→ TO DO: Answer with nothing but the number of lines in the listing below that contain "state".

→ INFORMATION:
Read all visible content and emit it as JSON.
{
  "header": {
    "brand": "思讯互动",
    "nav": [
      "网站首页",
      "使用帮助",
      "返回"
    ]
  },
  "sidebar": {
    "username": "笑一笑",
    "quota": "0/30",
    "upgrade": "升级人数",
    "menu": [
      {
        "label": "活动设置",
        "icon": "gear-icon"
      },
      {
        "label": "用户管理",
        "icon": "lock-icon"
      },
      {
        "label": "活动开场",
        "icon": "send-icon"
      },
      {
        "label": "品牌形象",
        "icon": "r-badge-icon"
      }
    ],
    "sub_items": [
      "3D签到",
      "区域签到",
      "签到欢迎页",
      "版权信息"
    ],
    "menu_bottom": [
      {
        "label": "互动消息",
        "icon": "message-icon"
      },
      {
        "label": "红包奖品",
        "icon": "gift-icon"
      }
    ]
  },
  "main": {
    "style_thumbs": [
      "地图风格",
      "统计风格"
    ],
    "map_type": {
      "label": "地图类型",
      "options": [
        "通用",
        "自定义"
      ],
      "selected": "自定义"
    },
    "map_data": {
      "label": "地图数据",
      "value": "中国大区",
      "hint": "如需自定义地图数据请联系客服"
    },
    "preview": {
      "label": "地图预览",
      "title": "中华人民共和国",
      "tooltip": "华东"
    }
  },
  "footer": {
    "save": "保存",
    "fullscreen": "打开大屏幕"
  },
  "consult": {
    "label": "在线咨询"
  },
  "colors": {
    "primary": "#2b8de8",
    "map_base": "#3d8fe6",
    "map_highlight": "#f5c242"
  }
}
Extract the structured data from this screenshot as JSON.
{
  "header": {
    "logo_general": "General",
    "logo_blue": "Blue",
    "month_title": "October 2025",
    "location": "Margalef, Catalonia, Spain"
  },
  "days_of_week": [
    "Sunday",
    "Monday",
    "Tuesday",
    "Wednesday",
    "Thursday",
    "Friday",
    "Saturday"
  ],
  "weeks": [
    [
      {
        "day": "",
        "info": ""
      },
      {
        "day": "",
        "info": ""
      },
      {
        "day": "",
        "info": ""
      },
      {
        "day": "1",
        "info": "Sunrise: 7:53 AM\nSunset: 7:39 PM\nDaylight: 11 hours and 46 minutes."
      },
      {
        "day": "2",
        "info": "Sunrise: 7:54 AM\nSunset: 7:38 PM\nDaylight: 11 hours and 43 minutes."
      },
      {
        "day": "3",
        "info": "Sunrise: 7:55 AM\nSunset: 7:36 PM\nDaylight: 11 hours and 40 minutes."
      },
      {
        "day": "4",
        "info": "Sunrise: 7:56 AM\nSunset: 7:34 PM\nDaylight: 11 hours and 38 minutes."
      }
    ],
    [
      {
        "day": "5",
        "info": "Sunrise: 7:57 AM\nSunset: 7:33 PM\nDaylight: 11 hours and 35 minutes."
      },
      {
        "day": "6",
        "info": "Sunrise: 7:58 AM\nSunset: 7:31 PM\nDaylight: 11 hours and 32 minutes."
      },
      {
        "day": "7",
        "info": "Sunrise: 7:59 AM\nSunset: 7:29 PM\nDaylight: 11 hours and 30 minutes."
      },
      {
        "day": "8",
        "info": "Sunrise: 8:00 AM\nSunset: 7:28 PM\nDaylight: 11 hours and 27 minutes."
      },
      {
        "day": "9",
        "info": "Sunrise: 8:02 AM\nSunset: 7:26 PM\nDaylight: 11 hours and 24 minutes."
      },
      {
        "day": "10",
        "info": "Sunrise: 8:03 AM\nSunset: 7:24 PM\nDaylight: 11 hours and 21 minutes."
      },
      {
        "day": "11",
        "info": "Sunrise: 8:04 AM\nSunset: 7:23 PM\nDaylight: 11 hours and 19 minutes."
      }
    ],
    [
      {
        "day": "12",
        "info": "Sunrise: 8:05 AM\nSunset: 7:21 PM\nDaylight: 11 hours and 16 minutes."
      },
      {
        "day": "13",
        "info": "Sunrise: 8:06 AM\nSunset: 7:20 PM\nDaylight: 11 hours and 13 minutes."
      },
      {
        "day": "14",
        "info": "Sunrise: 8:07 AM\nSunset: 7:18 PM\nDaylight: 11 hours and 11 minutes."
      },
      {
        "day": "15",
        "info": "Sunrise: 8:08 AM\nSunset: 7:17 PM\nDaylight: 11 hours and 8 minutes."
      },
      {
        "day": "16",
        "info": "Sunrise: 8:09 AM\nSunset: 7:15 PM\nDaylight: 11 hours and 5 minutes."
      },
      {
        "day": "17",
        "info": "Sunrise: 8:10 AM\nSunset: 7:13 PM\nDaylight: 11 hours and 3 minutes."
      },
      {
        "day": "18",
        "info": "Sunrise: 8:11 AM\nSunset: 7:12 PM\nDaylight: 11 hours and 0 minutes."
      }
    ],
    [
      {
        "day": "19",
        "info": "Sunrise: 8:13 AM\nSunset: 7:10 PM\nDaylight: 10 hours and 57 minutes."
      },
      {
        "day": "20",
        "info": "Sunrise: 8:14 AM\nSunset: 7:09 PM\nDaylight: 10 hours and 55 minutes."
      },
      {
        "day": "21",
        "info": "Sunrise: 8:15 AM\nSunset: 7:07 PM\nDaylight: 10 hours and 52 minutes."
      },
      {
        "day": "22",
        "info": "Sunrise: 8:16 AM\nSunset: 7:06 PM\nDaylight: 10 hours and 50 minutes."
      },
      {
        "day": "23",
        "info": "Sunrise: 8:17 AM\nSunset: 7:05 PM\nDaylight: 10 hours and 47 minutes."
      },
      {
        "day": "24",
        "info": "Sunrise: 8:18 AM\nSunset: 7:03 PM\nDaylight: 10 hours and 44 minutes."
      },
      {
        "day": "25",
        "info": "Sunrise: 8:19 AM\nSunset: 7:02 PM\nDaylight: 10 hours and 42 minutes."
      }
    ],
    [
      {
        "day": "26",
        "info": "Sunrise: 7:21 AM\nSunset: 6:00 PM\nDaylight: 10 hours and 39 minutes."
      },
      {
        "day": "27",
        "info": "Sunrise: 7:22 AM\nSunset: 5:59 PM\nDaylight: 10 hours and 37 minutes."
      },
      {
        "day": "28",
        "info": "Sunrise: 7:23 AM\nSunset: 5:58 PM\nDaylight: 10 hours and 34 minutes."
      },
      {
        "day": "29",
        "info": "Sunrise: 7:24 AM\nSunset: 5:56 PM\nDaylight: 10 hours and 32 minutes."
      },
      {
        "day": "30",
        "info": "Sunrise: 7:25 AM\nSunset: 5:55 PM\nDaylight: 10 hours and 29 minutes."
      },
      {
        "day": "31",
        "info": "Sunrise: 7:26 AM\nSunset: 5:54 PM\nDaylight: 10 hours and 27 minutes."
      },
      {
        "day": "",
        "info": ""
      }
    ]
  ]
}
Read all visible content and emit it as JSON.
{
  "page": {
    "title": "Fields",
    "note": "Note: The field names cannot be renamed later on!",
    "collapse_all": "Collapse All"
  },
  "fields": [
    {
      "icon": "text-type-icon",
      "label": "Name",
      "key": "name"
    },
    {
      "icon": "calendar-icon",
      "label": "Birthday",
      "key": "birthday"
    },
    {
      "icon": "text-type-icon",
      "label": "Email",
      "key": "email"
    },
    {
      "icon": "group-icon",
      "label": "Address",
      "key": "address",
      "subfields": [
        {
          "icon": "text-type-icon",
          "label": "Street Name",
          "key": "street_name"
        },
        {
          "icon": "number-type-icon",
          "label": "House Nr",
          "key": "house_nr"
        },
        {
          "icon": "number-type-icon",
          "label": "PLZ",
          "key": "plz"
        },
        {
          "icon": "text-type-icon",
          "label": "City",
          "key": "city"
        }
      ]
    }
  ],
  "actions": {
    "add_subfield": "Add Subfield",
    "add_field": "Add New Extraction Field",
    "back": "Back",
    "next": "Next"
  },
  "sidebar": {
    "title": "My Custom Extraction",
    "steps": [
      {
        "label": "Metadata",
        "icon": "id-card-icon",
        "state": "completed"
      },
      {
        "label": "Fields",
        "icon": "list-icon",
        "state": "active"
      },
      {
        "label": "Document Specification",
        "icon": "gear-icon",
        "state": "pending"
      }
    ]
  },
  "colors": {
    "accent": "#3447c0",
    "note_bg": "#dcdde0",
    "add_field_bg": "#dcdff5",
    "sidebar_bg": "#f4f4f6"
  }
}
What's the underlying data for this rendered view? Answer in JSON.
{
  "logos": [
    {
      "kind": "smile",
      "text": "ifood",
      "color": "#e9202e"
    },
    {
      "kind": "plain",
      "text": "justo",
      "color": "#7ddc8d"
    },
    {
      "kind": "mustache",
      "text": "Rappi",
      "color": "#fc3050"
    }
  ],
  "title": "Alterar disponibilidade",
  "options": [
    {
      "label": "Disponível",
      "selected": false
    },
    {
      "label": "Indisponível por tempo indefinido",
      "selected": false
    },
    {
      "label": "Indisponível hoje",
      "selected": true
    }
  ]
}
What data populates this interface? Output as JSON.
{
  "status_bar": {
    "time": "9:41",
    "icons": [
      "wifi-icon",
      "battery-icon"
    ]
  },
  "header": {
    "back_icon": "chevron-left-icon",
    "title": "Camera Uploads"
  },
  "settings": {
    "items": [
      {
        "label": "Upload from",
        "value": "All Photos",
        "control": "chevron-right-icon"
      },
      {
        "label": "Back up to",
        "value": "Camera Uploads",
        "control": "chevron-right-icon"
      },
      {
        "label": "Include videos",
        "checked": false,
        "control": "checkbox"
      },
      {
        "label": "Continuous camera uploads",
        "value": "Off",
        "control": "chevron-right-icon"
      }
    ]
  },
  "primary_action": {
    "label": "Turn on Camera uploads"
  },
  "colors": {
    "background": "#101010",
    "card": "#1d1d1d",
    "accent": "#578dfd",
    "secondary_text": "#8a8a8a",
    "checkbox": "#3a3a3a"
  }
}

→ EXERCISE OUTPUT: 3